Data for analysis |
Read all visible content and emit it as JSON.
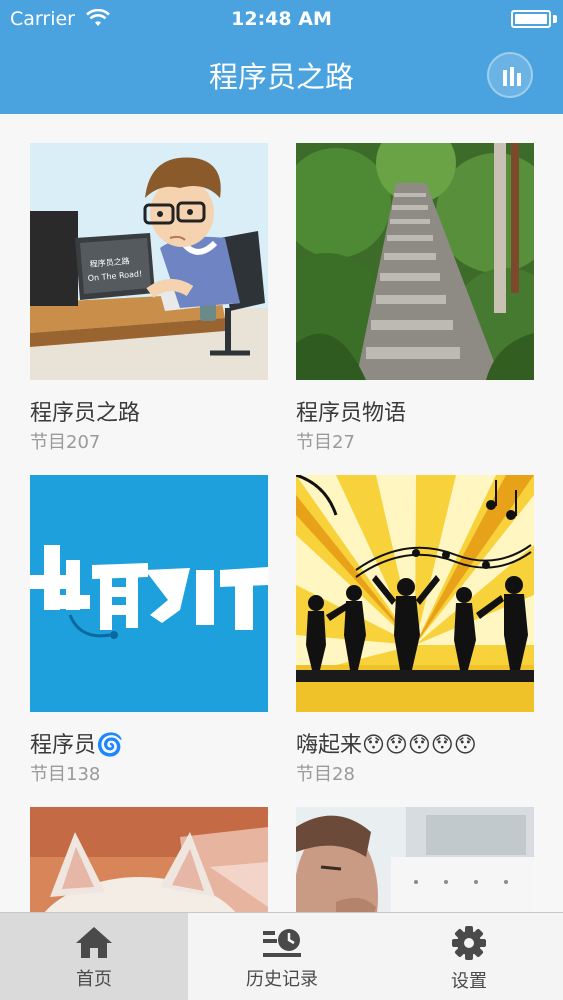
{
  "status_bar": {
    "carrier": "Carrier",
    "time": "12:48 AM",
    "battery_level": 1.0
  },
  "nav": {
    "title": "程序员之路",
    "right_icon": "bars-icon"
  },
  "cards": [
    {
      "title": "程序员之路",
      "subtitle": "节目207",
      "image": "cartoon-programmer-at-computer",
      "image_text": "程序员之路 On The Road!"
    },
    {
      "title": "程序员物语",
      "subtitle": "节目27",
      "image": "stone-stairway-in-forest"
    },
    {
      "title": "程序员🌀",
      "subtitle": "节目138",
      "image": "blue-qu-it-logo",
      "image_text": "趣IT"
    },
    {
      "title": "嗨起来😯😯😯😯😯",
      "subtitle": "节目28",
      "image": "dancing-silhouettes-music-notes"
    },
    {
      "title": "",
      "subtitle": "",
      "image": "white-cat-on-bed"
    },
    {
      "title": "",
      "subtitle": "",
      "image": "man-with-hand-on-chin"
    }
  ],
  "tabs": [
    {
      "label": "首页",
      "icon": "home-icon",
      "active": true
    },
    {
      "label": "历史记录",
      "icon": "history-icon",
      "active": false
    },
    {
      "label": "设置",
      "icon": "gear-icon",
      "active": false
    }
  ],
  "colors": {
    "header": "#4aa3df",
    "tab_active": "#dadada",
    "tabbar": "#f4f4f4"
  }
}
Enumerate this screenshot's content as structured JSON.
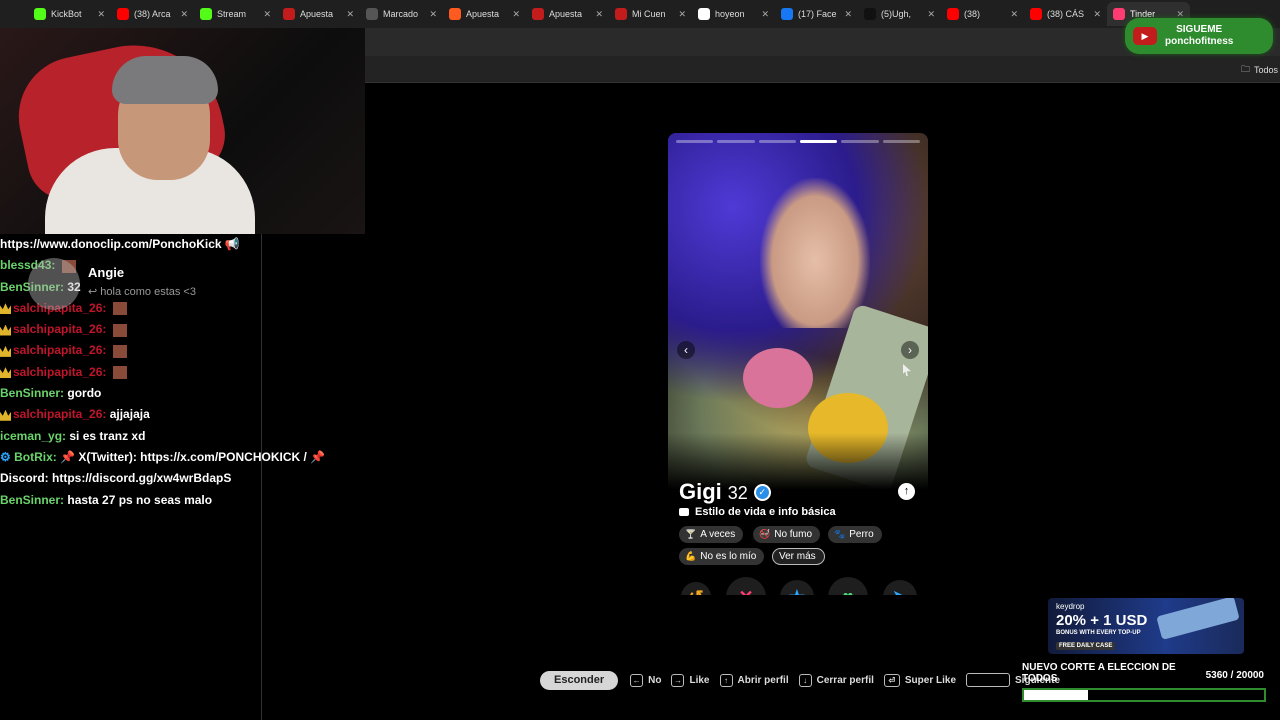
{
  "browser": {
    "tabs": [
      {
        "label": "KickBot",
        "icon": "kick-icon",
        "color": "#53fc18"
      },
      {
        "label": "(38) Arca",
        "icon": "youtube-icon",
        "color": "#ff0000"
      },
      {
        "label": "Stream",
        "icon": "kick-icon",
        "color": "#53fc18"
      },
      {
        "label": "Apuesta",
        "icon": "app-icon",
        "color": "#c21c1c"
      },
      {
        "label": "Marcado",
        "icon": "app-icon",
        "color": "#555555"
      },
      {
        "label": "Apuesta",
        "icon": "app-icon",
        "color": "#ff5a1f"
      },
      {
        "label": "Apuesta",
        "icon": "app-icon",
        "color": "#c21c1c"
      },
      {
        "label": "Mi Cuen",
        "icon": "app-icon",
        "color": "#c21c1c"
      },
      {
        "label": "hoyeon",
        "icon": "google-icon",
        "color": "#ffffff"
      },
      {
        "label": "(17) Face",
        "icon": "facebook-icon",
        "color": "#1877f2"
      },
      {
        "label": "(5)Ugh,",
        "icon": "tiktok-icon",
        "color": "#111111"
      },
      {
        "label": "(38)",
        "icon": "youtube-icon",
        "color": "#ff0000"
      },
      {
        "label": "(38) CÁS",
        "icon": "youtube-icon",
        "color": "#ff0000"
      },
      {
        "label": "Tinder",
        "icon": "tinder-icon",
        "color": "#fe3c72",
        "active": true
      }
    ],
    "bookmarks_all": "Todos"
  },
  "overlay_follow": {
    "line1": "SIGUEME",
    "line2": "ponchofitness"
  },
  "chat": {
    "messages": [
      {
        "user": "",
        "text": "https://www.donoclip.com/PonchoKick 📢",
        "style": "plain"
      },
      {
        "user": "blessd43:",
        "text": "",
        "style": "green",
        "emote": true
      },
      {
        "user": "BenSinner:",
        "text": "32",
        "style": "green"
      },
      {
        "user": "salchipapita_26:",
        "text": "",
        "style": "red",
        "crown": true,
        "emote": true
      },
      {
        "user": "salchipapita_26:",
        "text": "",
        "style": "red",
        "crown": true,
        "emote": true
      },
      {
        "user": "salchipapita_26:",
        "text": "",
        "style": "red",
        "crown": true,
        "emote": true
      },
      {
        "user": "salchipapita_26:",
        "text": "",
        "style": "red",
        "crown": true,
        "emote": true
      },
      {
        "user": "BenSinner:",
        "text": "gordo",
        "style": "green"
      },
      {
        "user": "salchipapita_26:",
        "text": "ajjajaja",
        "style": "red",
        "crown": true
      },
      {
        "user": "iceman_yg:",
        "text": "si es tranz xd",
        "style": "green"
      },
      {
        "user": "BotRix:",
        "text": "📌 X(Twitter): https://x.com/PONCHOKICK / 📌",
        "style": "green",
        "bot": true
      },
      {
        "user": "",
        "text": "Discord: https://discord.gg/xw4wrBdapS",
        "style": "plain"
      },
      {
        "user": "BenSinner:",
        "text": "hasta 27 ps no seas malo",
        "style": "green"
      }
    ],
    "popup": {
      "name": "Angie",
      "reply": "↩ hola como estas <3"
    }
  },
  "profile": {
    "name": "Gigi",
    "age": "32",
    "section_title": "Estilo de vida e info básica",
    "chips": [
      "A veces",
      "No fumo",
      "Perro",
      "No es lo mío",
      "Ver más"
    ],
    "photo_count": 6,
    "current_photo": 4
  },
  "actions": [
    {
      "name": "rewind-button",
      "glyph": "↺",
      "color": "#f5a623"
    },
    {
      "name": "nope-button",
      "glyph": "✕",
      "color": "#fe3c72"
    },
    {
      "name": "super-like-button",
      "glyph": "★",
      "color": "#2ba7ff"
    },
    {
      "name": "like-button",
      "glyph": "♥",
      "color": "#4ce27b"
    },
    {
      "name": "boost-button",
      "glyph": "➤",
      "color": "#2ba7ff"
    }
  ],
  "shortcuts": {
    "hide": "Esconder",
    "items": [
      "No",
      "Like",
      "Abrir perfil",
      "Cerrar perfil",
      "Super Like",
      "Siguiente"
    ]
  },
  "keydrop": {
    "brand": "keydrop",
    "headline": "20% + 1 USD",
    "sub": "BONUS WITH EVERY TOP-UP",
    "free": "FREE DAILY CASE"
  },
  "goal": {
    "title": "NUEVO CORTE A ELECCION DE TODOS",
    "current": 5360,
    "target": 20000,
    "count_text": "5360 / 20000"
  }
}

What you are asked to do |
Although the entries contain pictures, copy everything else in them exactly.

Answer section |
Read all visible content and emit it as JSON.
{
  "status_bar": {
    "carrier": "Carrier",
    "time": "12:48 AM",
    "battery_level": 1.0
  },
  "nav": {
    "title": "程序员之路",
    "right_icon": "bars-icon"
  },
  "cards": [
    {
      "title": "程序员之路",
      "subtitle": "节目207",
      "image": "cartoon-programmer-at-computer",
      "image_text": "程序员之路 On The Road!"
    },
    {
      "title": "程序员物语",
      "subtitle": "节目27",
      "image": "stone-stairway-in-forest"
    },
    {
      "title": "程序员🌀",
      "subtitle": "节目138",
      "image": "blue-qu-it-logo",
      "image_text": "趣IT"
    },
    {
      "title": "嗨起来😯😯😯😯😯",
      "subtitle": "节目28",
      "image": "dancing-silhouettes-music-notes"
    },
    {
      "title": "",
      "subtitle": "",
      "image": "white-cat-on-bed"
    },
    {
      "title": "",
      "subtitle": "",
      "image": "man-with-hand-on-chin"
    }
  ],
  "tabs": [
    {
      "label": "首页",
      "icon": "home-icon",
      "active": true
    },
    {
      "label": "历史记录",
      "icon": "history-icon",
      "active": false
    },
    {
      "label": "设置",
      "icon": "gear-icon",
      "active": false
    }
  ],
  "colors": {
    "header": "#4aa3df",
    "tab_active": "#dadada",
    "tabbar": "#f4f4f4"
  }
}
Enumerate this screenshot's content as structured JSON.
{
  "browser": {
    "tabs": [
      {
        "label": "KickBot",
        "icon": "kick-icon",
        "color": "#53fc18"
      },
      {
        "label": "(38) Arca",
        "icon": "youtube-icon",
        "color": "#ff0000"
      },
      {
        "label": "Stream",
        "icon": "kick-icon",
        "color": "#53fc18"
      },
      {
        "label": "Apuesta",
        "icon": "app-icon",
        "color": "#c21c1c"
      },
      {
        "label": "Marcado",
        "icon": "app-icon",
        "color": "#555555"
      },
      {
        "label": "Apuesta",
        "icon": "app-icon",
        "color": "#ff5a1f"
      },
      {
        "label": "Apuesta",
        "icon": "app-icon",
        "color": "#c21c1c"
      },
      {
        "label": "Mi Cuen",
        "icon": "app-icon",
        "color": "#c21c1c"
      },
      {
        "label": "hoyeon",
        "icon": "google-icon",
        "color": "#ffffff"
      },
      {
        "label": "(17) Face",
        "icon": "facebook-icon",
        "color": "#1877f2"
      },
      {
        "label": "(5)Ugh,",
        "icon": "tiktok-icon",
        "color": "#111111"
      },
      {
        "label": "(38)",
        "icon": "youtube-icon",
        "color": "#ff0000"
      },
      {
        "label": "(38) CÁS",
        "icon": "youtube-icon",
        "color": "#ff0000"
      },
      {
        "label": "Tinder",
        "icon": "tinder-icon",
        "color": "#fe3c72",
        "active": true
      }
    ],
    "bookmarks_all": "Todos"
  },
  "overlay_follow": {
    "line1": "SIGUEME",
    "line2": "ponchofitness"
  },
  "chat": {
    "messages": [
      {
        "user": "",
        "text": "https://www.donoclip.com/PonchoKick 📢",
        "style": "plain"
      },
      {
        "user": "blessd43:",
        "text": "",
        "style": "green",
        "emote": true
      },
      {
        "user": "BenSinner:",
        "text": "32",
        "style": "green"
      },
      {
        "user": "salchipapita_26:",
        "text": "",
        "style": "red",
        "crown": true,
        "emote": true
      },
      {
        "user": "salchipapita_26:",
        "text": "",
        "style": "red",
        "crown": true,
        "emote": true
      },
      {
        "user": "salchipapita_26:",
        "text": "",
        "style": "red",
        "crown": true,
        "emote": true
      },
      {
        "user": "salchipapita_26:",
        "text": "",
        "style": "red",
        "crown": true,
        "emote": true
      },
      {
        "user": "BenSinner:",
        "text": "gordo",
        "style": "green"
      },
      {
        "user": "salchipapita_26:",
        "text": "ajjajaja",
        "style": "red",
        "crown": true
      },
      {
        "user": "iceman_yg:",
        "text": "si es tranz xd",
        "style": "green"
      },
      {
        "user": "BotRix:",
        "text": "📌 X(Twitter): https://x.com/PONCHOKICK / 📌",
        "style": "green",
        "bot": true
      },
      {
        "user": "",
        "text": "Discord: https://discord.gg/xw4wrBdapS",
        "style": "plain"
      },
      {
        "user": "BenSinner:",
        "text": "hasta 27 ps no seas malo",
        "style": "green"
      }
    ],
    "popup": {
      "name": "Angie",
      "reply": "↩ hola como estas <3"
    }
  },
  "profile": {
    "name": "Gigi",
    "age": "32",
    "section_title": "Estilo de vida e info básica",
    "chips": [
      "A veces",
      "No fumo",
      "Perro",
      "No es lo mío",
      "Ver más"
    ],
    "photo_count": 6,
    "current_photo": 4
  },
  "actions": [
    {
      "name": "rewind-button",
      "glyph": "↺",
      "color": "#f5a623"
    },
    {
      "name": "nope-button",
      "glyph": "✕",
      "color": "#fe3c72"
    },
    {
      "name": "super-like-button",
      "glyph": "★",
      "color": "#2ba7ff"
    },
    {
      "name": "like-button",
      "glyph": "♥",
      "color": "#4ce27b"
    },
    {
      "name": "boost-button",
      "glyph": "➤",
      "color": "#2ba7ff"
    }
  ],
  "shortcuts": {
    "hide": "Esconder",
    "items": [
      "No",
      "Like",
      "Abrir perfil",
      "Cerrar perfil",
      "Super Like",
      "Siguiente"
    ]
  },
  "keydrop": {
    "brand": "keydrop",
    "headline": "20% + 1 USD",
    "sub": "BONUS WITH EVERY TOP-UP",
    "free": "FREE DAILY CASE"
  },
  "goal": {
    "title": "NUEVO CORTE A ELECCION DE TODOS",
    "current": 5360,
    "target": 20000,
    "count_text": "5360 / 20000"
  }
}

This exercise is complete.